Return every record verbatim.

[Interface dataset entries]
>>

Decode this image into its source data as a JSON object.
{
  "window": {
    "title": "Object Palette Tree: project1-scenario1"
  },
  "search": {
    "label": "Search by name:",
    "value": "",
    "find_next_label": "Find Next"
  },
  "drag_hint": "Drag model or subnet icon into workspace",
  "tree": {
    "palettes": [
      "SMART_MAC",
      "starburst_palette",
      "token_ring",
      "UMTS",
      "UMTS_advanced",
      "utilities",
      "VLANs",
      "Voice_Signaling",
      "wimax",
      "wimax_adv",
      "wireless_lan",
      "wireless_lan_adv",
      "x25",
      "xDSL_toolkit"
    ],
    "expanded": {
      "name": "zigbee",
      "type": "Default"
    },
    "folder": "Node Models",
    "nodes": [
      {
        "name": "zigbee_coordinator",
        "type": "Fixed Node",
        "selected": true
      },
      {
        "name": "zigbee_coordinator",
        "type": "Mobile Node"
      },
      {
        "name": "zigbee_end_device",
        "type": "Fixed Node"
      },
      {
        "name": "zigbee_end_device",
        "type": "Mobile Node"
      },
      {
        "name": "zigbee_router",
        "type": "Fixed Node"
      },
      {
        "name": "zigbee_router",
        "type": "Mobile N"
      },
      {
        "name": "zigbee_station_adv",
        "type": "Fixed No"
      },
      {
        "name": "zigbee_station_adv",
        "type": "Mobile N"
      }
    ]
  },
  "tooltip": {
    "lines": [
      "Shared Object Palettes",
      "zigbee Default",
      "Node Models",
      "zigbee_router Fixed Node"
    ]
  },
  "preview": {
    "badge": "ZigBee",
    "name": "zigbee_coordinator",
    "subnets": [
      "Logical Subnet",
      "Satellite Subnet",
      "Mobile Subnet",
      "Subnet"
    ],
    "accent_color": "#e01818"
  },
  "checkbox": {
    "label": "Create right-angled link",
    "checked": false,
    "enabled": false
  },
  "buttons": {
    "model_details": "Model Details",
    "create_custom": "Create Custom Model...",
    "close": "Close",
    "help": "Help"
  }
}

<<

◆ Answer to this problem:
Decode this image into its source data as a JSON object.
{
  "window": {
    "title": "Object Palette Tree: project1-scenario1"
  },
  "search": {
    "label": "Search by name:",
    "value": "",
    "find_next_label": "Find Next"
  },
  "drag_hint": "Drag model or subnet icon into workspace",
  "tree": {
    "palettes": [
      "SMART_MAC",
      "starburst_palette",
      "token_ring",
      "UMTS",
      "UMTS_advanced",
      "utilities",
      "VLANs",
      "Voice_Signaling",
      "wimax",
      "wimax_adv",
      "wireless_lan",
      "wireless_lan_adv",
      "x25",
      "xDSL_toolkit"
    ],
    "expanded": {
      "name": "zigbee",
      "type": "Default"
    },
    "folder": "Node Models",
    "nodes": [
      {
        "name": "zigbee_coordinator",
        "type": "Fixed Node",
        "selected": true
      },
      {
        "name": "zigbee_coordinator",
        "type": "Mobile Node"
      },
      {
        "name": "zigbee_end_device",
        "type": "Fixed Node"
      },
      {
        "name": "zigbee_end_device",
        "type": "Mobile Node"
      },
      {
        "name": "zigbee_router",
        "type": "Fixed Node"
      },
      {
        "name": "zigbee_router",
        "type": "Mobile N"
      },
      {
        "name": "zigbee_station_adv",
        "type": "Fixed No"
      },
      {
        "name": "zigbee_station_adv",
        "type": "Mobile N"
      }
    ]
  },
  "tooltip": {
    "lines": [
      "Shared Object Palettes",
      "zigbee Default",
      "Node Models",
      "zigbee_router Fixed Node"
    ]
  },
  "preview": {
    "badge": "ZigBee",
    "name": "zigbee_coordinator",
    "subnets": [
      "Logical Subnet",
      "Satellite Subnet",
      "Mobile Subnet",
      "Subnet"
    ],
    "accent_color": "#e01818"
  },
  "checkbox": {
    "label": "Create right-angled link",
    "checked": false,
    "enabled": false
  },
  "buttons": {
    "model_details": "Model Details",
    "create_custom": "Create Custom Model...",
    "close": "Close",
    "help": "Help"
  }
}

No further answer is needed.